───── DATA
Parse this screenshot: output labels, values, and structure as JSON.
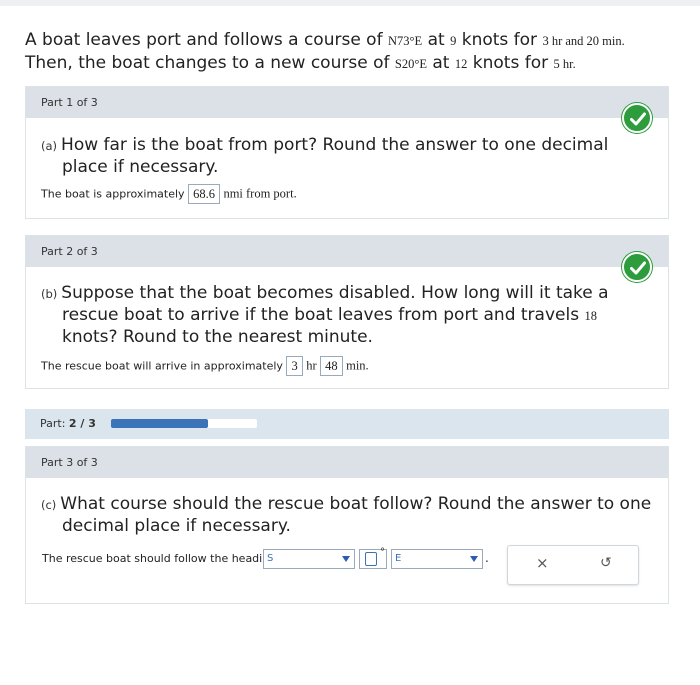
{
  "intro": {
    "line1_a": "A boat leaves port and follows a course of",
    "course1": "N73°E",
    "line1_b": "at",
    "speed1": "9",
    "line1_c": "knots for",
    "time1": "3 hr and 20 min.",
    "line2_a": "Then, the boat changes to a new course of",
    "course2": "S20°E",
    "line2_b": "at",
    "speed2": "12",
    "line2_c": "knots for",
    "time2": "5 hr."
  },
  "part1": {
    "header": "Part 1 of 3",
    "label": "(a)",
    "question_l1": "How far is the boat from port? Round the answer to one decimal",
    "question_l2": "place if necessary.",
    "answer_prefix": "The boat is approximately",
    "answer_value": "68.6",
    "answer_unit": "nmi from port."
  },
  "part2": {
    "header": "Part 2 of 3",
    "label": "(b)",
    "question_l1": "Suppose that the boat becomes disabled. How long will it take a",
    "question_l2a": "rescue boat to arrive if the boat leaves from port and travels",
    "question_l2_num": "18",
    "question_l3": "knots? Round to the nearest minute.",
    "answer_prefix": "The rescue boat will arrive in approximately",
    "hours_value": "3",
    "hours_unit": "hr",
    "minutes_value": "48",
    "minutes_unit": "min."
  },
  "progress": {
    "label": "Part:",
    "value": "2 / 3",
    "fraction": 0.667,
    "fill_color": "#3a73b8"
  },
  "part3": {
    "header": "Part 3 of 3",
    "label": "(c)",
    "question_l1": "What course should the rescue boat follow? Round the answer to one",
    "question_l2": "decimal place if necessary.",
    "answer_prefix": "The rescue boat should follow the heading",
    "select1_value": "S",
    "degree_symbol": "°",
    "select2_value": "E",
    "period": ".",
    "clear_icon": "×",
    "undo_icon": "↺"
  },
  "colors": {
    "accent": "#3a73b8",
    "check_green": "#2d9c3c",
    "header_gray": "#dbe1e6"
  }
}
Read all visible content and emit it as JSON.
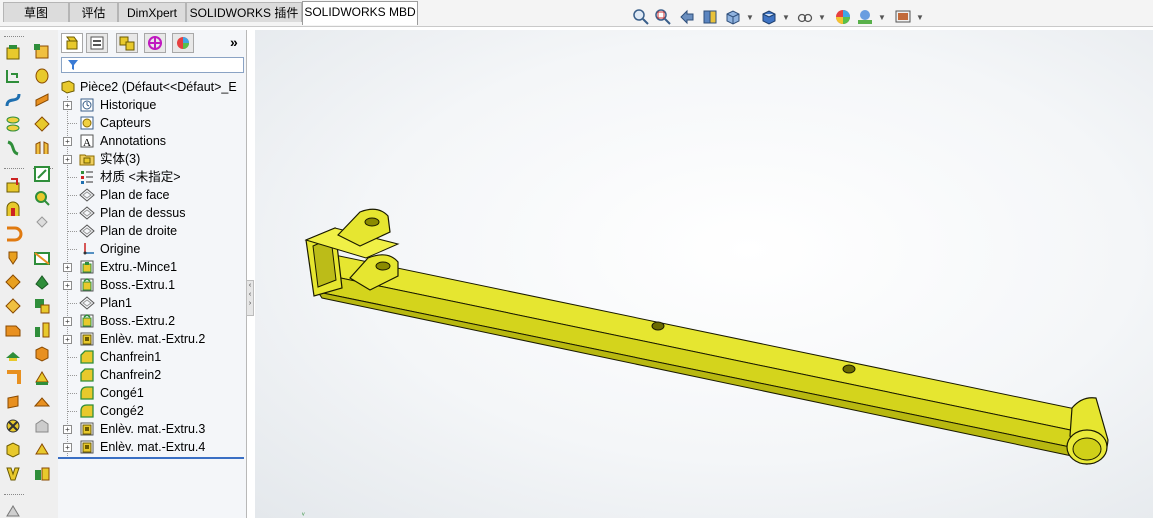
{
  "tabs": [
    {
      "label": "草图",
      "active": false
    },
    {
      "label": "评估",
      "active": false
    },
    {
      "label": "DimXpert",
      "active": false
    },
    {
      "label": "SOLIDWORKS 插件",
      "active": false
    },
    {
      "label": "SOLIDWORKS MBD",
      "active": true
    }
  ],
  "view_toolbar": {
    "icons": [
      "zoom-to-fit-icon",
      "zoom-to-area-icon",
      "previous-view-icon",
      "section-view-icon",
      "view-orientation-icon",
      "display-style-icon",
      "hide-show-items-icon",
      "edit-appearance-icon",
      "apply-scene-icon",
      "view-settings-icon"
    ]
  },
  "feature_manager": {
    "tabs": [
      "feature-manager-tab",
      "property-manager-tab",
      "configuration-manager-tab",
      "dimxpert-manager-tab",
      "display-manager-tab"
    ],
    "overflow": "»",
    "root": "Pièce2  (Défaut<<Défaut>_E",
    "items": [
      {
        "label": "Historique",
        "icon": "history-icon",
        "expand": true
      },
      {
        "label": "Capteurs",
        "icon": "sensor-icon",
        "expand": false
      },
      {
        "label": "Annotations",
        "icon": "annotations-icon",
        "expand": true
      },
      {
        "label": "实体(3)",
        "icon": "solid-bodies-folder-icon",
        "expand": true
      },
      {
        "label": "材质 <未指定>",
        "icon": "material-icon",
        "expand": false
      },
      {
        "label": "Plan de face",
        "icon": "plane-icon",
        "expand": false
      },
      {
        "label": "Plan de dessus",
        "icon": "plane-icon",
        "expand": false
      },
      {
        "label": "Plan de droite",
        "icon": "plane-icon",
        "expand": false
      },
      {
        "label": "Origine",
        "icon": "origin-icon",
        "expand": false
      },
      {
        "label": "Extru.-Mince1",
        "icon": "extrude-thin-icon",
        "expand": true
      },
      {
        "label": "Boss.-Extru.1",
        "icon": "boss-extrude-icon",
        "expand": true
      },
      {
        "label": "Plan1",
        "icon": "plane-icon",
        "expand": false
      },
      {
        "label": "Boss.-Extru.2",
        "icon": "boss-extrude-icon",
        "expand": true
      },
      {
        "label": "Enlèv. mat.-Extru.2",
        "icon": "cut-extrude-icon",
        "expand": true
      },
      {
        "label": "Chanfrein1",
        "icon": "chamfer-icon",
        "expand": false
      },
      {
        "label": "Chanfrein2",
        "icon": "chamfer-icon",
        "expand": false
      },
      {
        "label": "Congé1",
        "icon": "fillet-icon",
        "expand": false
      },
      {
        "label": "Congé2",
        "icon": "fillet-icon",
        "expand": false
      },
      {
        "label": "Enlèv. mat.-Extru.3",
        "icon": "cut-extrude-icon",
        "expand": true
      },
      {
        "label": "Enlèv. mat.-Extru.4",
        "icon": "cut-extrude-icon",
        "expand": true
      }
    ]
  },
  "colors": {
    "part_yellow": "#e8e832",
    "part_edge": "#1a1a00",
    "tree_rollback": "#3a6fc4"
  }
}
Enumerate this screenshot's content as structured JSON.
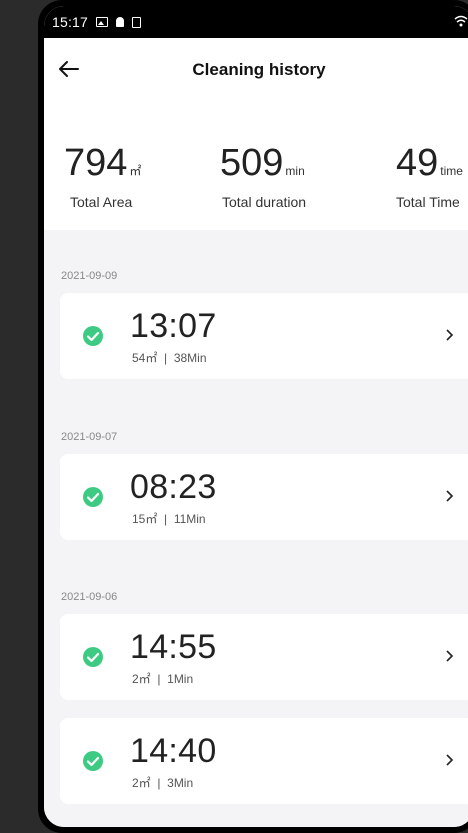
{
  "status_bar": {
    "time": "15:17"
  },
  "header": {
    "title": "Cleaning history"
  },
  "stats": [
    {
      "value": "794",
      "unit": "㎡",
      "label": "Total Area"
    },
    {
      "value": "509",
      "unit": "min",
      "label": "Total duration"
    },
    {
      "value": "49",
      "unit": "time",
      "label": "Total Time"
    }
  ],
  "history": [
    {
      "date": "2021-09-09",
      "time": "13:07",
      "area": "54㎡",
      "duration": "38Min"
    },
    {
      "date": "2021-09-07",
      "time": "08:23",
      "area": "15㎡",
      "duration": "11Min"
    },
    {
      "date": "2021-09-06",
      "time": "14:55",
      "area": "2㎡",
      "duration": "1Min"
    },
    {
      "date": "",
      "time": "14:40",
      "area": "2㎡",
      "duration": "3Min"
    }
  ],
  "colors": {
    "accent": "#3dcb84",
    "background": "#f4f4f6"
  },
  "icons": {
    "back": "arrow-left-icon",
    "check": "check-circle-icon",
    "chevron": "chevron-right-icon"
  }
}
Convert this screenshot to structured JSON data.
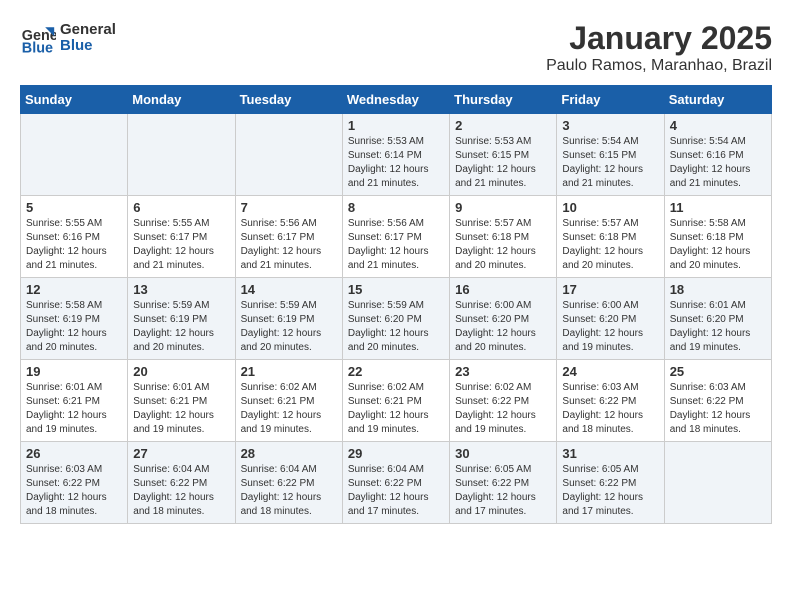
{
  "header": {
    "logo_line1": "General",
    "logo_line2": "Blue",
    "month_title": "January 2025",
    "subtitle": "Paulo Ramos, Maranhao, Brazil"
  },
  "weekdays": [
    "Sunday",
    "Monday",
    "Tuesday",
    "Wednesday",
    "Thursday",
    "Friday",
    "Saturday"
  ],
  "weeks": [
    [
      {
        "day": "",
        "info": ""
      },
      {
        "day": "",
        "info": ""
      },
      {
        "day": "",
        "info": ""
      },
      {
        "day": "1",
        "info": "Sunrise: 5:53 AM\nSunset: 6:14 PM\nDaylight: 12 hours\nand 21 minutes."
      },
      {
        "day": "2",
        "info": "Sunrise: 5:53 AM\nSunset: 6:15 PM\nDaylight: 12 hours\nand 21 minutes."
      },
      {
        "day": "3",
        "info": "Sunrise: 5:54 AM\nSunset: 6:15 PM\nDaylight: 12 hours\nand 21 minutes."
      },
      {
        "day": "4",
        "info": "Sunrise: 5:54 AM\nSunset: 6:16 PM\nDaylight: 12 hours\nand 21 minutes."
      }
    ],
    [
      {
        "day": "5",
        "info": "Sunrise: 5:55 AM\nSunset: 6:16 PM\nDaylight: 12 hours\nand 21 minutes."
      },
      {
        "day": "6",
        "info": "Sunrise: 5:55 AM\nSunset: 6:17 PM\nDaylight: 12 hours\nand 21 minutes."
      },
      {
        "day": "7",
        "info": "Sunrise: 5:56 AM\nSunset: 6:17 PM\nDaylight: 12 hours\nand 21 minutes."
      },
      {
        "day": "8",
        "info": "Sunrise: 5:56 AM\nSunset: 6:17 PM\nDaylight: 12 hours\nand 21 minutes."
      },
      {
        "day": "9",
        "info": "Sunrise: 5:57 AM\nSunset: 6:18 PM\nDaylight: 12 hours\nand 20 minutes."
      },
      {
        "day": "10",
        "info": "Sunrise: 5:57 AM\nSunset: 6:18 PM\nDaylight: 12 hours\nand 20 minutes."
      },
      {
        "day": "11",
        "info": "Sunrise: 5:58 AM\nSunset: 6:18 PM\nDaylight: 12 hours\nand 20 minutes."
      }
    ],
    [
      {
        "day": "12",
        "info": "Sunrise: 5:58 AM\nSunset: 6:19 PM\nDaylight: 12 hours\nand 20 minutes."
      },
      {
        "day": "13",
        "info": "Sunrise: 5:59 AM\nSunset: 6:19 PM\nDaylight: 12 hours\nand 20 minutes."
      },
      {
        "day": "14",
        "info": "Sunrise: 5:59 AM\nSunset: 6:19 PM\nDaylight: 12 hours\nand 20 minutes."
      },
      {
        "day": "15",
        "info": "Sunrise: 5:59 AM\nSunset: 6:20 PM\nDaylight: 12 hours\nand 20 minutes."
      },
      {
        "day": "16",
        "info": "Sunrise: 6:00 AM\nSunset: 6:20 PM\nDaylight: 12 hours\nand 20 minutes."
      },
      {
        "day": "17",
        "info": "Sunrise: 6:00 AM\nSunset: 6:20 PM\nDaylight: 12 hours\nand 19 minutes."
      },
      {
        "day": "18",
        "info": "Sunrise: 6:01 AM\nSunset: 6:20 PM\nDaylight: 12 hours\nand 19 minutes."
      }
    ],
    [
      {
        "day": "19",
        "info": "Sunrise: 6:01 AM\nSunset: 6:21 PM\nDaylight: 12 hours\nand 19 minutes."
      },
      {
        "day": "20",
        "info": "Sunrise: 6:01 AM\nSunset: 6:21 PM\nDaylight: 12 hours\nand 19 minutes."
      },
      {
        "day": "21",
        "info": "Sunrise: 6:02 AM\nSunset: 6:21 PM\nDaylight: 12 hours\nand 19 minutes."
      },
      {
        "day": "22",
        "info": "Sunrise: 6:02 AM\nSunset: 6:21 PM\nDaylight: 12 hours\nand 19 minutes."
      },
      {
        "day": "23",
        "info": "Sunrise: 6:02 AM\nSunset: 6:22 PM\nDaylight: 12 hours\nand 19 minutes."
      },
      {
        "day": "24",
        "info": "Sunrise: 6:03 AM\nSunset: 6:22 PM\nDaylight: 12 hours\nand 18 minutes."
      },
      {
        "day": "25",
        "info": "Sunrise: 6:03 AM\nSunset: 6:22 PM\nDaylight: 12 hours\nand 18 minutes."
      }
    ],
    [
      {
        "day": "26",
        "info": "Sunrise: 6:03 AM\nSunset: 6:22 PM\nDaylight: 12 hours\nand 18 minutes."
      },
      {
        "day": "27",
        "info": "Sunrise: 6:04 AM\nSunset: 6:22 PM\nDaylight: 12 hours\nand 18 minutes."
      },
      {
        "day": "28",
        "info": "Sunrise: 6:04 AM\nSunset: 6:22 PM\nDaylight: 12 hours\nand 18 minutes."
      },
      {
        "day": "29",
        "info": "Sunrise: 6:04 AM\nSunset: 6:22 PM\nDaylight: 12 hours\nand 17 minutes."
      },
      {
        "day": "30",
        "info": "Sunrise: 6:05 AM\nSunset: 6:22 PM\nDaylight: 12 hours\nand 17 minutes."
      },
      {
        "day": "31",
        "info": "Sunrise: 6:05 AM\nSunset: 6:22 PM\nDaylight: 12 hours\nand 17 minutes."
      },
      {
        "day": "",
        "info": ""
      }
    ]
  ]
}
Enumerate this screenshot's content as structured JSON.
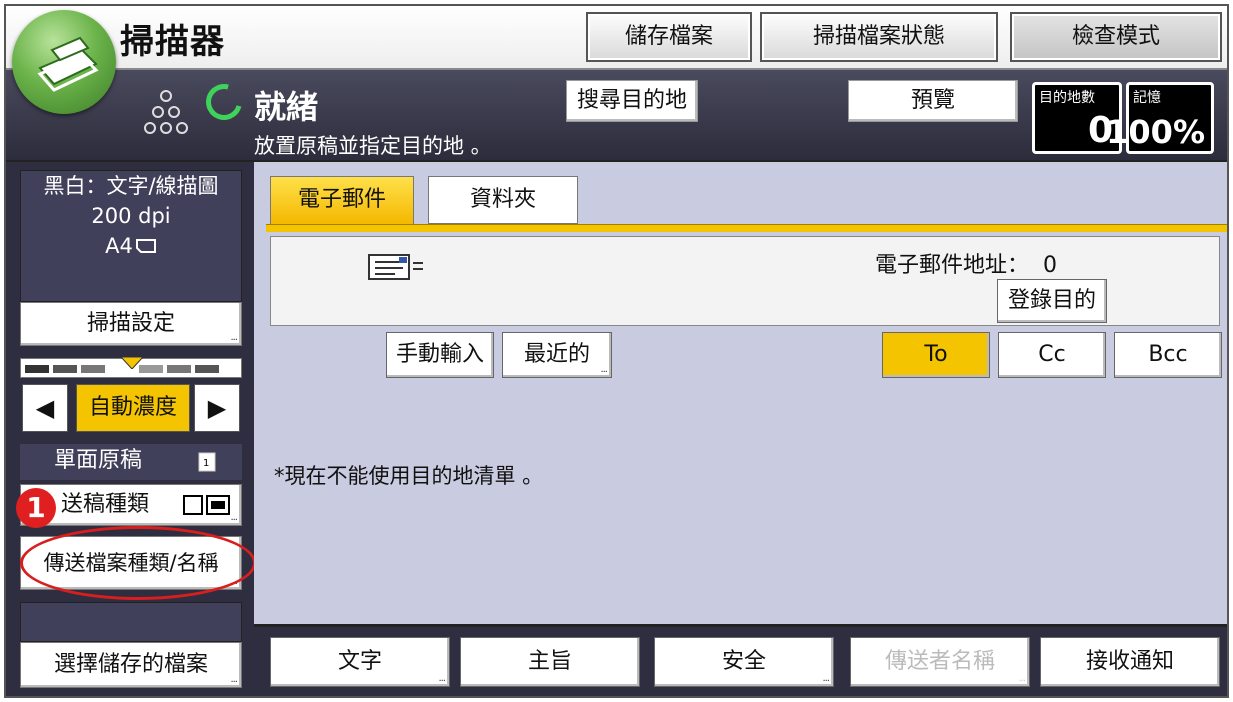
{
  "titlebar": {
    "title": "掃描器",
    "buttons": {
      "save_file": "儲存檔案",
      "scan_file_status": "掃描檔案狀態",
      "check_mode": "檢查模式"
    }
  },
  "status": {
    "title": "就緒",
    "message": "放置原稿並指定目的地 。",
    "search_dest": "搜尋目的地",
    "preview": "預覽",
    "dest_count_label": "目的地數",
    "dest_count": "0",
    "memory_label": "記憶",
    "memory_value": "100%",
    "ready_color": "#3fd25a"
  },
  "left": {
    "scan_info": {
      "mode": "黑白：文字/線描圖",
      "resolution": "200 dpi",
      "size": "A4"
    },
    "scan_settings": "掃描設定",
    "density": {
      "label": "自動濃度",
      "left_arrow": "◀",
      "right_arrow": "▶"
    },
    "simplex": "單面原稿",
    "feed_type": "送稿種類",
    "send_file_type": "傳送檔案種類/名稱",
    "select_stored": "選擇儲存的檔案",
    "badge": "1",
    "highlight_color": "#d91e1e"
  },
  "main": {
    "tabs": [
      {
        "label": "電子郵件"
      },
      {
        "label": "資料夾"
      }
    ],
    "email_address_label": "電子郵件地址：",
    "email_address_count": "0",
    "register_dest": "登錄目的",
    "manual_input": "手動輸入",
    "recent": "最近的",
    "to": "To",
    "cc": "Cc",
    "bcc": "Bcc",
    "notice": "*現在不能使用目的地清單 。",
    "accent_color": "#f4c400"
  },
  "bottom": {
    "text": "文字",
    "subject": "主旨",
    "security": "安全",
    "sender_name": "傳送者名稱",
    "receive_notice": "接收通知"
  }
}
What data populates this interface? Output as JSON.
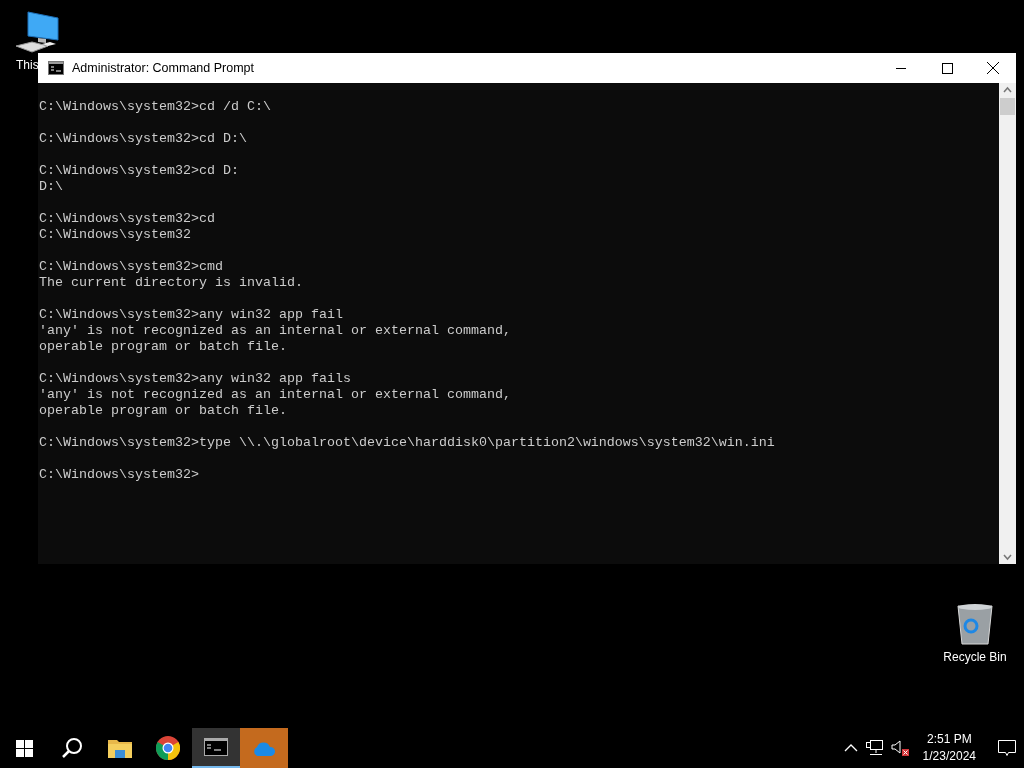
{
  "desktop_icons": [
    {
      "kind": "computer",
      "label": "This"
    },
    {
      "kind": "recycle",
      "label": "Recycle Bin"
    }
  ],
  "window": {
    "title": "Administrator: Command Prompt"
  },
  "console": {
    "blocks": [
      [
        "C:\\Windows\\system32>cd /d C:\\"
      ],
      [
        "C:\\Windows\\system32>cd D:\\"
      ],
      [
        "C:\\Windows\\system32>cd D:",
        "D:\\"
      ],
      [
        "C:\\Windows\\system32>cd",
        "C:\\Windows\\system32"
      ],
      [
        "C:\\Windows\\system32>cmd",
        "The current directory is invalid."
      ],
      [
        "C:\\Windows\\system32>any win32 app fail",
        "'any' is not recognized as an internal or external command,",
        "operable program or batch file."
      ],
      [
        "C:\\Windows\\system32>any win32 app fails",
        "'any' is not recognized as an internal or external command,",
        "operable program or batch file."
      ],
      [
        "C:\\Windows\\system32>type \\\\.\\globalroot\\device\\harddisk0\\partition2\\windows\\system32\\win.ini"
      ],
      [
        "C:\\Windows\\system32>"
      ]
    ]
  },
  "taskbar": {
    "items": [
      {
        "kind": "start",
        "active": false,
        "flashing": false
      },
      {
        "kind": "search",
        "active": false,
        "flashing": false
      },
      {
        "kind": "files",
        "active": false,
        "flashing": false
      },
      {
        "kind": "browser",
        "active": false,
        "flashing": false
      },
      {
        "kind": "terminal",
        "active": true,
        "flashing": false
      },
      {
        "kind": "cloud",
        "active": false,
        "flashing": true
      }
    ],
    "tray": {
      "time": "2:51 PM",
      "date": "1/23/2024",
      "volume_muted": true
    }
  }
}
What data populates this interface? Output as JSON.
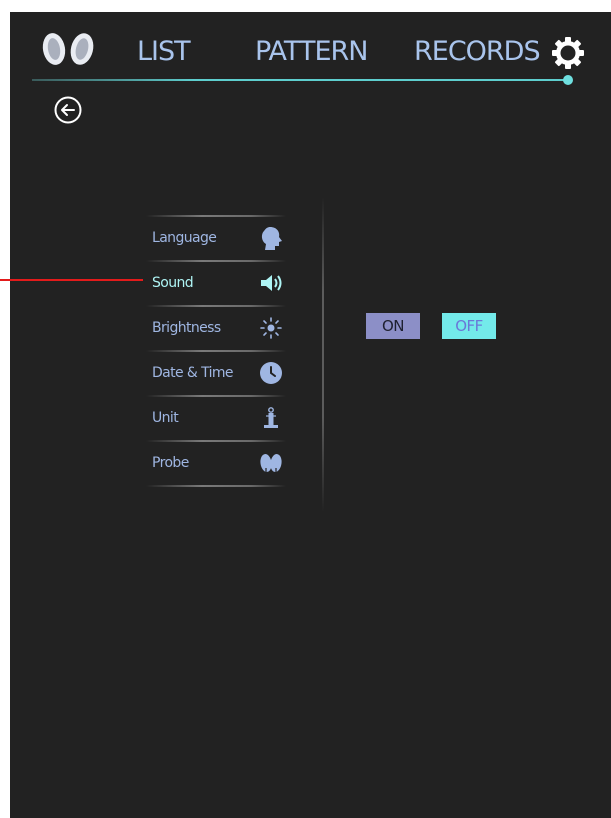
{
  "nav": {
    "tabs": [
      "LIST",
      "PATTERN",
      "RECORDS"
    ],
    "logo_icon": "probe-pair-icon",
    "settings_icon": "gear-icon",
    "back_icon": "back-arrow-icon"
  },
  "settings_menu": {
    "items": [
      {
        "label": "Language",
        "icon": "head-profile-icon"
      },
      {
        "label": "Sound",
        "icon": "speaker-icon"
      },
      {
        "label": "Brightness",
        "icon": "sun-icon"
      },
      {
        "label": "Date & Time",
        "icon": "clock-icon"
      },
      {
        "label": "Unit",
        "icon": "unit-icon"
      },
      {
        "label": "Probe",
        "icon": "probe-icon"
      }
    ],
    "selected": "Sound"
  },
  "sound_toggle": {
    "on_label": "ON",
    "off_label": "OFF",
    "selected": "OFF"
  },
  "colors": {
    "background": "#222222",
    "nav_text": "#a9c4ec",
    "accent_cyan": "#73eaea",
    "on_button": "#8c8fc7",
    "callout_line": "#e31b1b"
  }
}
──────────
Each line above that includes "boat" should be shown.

> _TASK RESPONSE_
    "line1_a": "A boat leaves port and follows a course of",
    "line2_a": "Then, the boat changes to a new course of",
    "question_l1": "How far is the boat from port? Round the answer to one decimal",
    "answer_prefix": "The boat is approximately",
    "question_l1": "Suppose that the boat becomes disabled. How long will it take a",
    "question_l2a": "rescue boat to arrive if the boat leaves from port and travels",
    "answer_prefix": "The rescue boat will arrive in approximately",
    "question_l1": "What course should the rescue boat follow? Round the answer to one",
    "answer_prefix": "The rescue boat should follow the heading",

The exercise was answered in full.